Loans and advances to customers at Lloyds, which includes mortgages and unsecured lending, fell 2 percent to 486.3 billion pounds by the end of September, the bank said Oct. 28. The stock of home loans at Santander UK Plc, the nation’s No. 2 mortgage lender, rose 1 percent to 150 billion pounds at the end of September from a year earlier, the company said this month.
A spokesman for Santander said Britain’s economy would continue to grow, though at a slower pace than earlier this year, to help boost the housing market. He didn’t comment on the impact on the bank.
Housing demand has slowed since the summer, while a “further moderation in house price growth is likely next year,” saidMartin Ellis, housing economist at Halifax, a unit of Lloyds. A spokeswoman for Lloyds didn’t comment on the impact on the bank.
BOE Governor Mark Carney announced measures to limit mortgage lending as climbing house prices outpace wage growth. These include curbs on how much banks can lend relative to a borrower’s income, and requirements that banks refuse loans to homebuyers who fail a stress test that assumes an immediate 3 percentage-point increase in the benchmark interest rate.

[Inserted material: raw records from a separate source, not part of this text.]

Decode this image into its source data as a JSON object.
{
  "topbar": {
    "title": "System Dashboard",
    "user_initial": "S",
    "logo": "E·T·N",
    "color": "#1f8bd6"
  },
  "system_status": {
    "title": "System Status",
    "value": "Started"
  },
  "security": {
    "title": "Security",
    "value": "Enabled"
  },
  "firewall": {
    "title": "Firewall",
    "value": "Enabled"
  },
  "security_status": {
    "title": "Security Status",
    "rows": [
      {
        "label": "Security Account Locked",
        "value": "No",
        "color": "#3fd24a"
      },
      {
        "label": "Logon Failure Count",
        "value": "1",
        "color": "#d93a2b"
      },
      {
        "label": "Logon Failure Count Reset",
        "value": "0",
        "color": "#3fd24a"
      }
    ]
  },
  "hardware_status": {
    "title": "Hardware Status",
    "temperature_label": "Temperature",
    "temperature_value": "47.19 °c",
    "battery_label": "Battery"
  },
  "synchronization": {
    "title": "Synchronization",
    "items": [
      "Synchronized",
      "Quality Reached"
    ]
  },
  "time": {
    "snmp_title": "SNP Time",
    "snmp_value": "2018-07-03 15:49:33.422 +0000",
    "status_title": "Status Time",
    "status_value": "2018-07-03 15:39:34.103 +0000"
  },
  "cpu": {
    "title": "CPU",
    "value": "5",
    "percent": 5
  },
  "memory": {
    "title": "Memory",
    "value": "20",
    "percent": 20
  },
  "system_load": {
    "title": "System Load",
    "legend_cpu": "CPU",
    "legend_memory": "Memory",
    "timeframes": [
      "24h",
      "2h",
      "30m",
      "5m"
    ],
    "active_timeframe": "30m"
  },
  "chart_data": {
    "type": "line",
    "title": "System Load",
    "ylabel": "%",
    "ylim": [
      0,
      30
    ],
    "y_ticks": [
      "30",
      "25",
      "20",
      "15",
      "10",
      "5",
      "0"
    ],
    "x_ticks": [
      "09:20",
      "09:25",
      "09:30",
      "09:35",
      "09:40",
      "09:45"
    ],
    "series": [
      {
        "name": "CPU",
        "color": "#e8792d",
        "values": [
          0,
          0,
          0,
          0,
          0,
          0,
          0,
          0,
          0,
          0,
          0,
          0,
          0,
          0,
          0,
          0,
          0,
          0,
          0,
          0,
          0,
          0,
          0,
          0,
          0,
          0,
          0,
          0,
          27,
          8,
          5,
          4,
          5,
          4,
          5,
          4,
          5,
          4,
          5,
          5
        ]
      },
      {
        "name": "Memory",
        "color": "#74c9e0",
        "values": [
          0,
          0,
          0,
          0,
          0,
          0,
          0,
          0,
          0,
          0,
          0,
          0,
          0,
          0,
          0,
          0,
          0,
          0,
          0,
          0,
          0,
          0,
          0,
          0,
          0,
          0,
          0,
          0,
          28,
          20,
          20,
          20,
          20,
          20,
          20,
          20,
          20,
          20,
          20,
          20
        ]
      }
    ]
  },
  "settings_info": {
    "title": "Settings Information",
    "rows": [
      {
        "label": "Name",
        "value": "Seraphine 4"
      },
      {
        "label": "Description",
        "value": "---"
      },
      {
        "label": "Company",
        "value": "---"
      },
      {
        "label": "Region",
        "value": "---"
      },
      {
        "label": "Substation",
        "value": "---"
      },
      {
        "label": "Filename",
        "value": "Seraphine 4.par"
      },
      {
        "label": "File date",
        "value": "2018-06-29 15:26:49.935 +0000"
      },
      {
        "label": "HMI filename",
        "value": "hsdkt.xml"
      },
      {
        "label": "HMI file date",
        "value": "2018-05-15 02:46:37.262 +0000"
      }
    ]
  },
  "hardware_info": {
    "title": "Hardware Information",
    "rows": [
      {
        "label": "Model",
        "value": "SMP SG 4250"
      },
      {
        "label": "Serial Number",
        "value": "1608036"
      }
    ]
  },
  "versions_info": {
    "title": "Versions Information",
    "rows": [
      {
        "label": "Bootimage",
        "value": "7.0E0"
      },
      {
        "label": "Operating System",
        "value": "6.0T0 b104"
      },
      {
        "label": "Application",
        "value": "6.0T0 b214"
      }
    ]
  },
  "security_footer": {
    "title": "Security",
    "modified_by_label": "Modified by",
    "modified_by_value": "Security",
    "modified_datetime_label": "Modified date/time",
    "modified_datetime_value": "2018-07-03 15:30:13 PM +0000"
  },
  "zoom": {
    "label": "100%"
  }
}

Mortgage rates are being squeezed lower by increased competition among banks to win customers, hurting the profit lenders can make on home loans.
“Competition from lenders is significantly greater now than it has been for some time,” said Ray Boulger, senior technical manager at mortgage broker John Charcol Ltd. in London. “A few new lenders are coming in, some are expanding their propositions and we have a market that’s flat-lining — that brings about more competition.”
Smaller lenders such as the Paragon Group Cos. and Coventry Building Society are seeking to win customers, while Britain’s biggest banks want to lend more after a period of slow loan growth to help preserve capital to meet regulatory requirements.
New lending at Coventry rose 17 percent to 3.4 billion pounds in the six months through June from the same period a year earlier, it said Aug. 1. Lloyds plans to increase its core loan book by 30 billion pounds over the next three years, it said last month.
“Banks were in the market and then decided to take a step back,” said Nationwide’s Rennison. “All of that has fallen away and everybody is now competing in quite normal terms.”
House prices in the U.K.’s 20 largest cities climbed by five percent during the 12 months through October, according to property researcher Hometrack Ltd. That’s more than three times the average growth in U.K. earnings.
The opposition Labour party plans to raise 1.2 billion pounds from an annual tax on homes valued at more than 2 million pounds, with overseas-based owners of second homes paying more than those in the U.K. Buyers from the Middle East and Asia are already being squeezed by a rising British pound as well as levies imposed by Prime Minister David Cameron’s government.
In a further sign that the housing market is cooling, the BBA said its members granted 37,076 home loans in October, down from a revised 39,127 the previous month.
“This appears to extend a trend of softening demand, which is not encouraging,” Ian Gordon, an analyst at Investec Ltd. in London, said in a note to clients. “A tightening of lending criteria has been the most significant factor in choking off demand. Political instability ahead of the 2015 general election may also prove unhelpful.”